▶ **EXERCISE**:
Select all lines holding the word "icon" from the entries that follow.

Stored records
┌──

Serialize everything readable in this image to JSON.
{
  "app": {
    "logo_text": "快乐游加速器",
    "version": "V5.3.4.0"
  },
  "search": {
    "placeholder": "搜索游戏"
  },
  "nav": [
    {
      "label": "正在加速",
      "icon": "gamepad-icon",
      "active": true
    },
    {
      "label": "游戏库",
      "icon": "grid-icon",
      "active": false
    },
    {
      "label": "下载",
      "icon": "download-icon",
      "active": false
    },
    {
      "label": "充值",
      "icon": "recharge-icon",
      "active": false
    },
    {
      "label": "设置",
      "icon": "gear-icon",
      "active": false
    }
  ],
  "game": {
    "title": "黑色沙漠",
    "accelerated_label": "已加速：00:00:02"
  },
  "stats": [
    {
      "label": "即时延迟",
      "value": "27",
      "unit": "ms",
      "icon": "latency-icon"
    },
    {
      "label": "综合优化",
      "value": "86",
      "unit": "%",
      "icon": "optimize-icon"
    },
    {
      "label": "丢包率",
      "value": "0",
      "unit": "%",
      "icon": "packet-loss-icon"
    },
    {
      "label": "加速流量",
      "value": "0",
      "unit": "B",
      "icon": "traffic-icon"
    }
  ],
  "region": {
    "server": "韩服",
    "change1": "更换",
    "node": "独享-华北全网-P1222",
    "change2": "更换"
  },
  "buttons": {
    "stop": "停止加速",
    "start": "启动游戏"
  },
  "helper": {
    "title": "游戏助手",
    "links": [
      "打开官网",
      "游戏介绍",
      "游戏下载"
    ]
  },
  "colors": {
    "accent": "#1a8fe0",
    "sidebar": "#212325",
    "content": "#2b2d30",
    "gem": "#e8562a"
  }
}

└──

▶ **YOUR RESPONSE**:
      "icon": "gamepad-icon",
      "icon": "grid-icon",
      "icon": "download-icon",
      "icon": "recharge-icon",
      "icon": "gear-icon",
      "icon": "latency-icon"
      "icon": "optimize-icon"
      "icon": "packet-loss-icon"
      "icon": "traffic-icon"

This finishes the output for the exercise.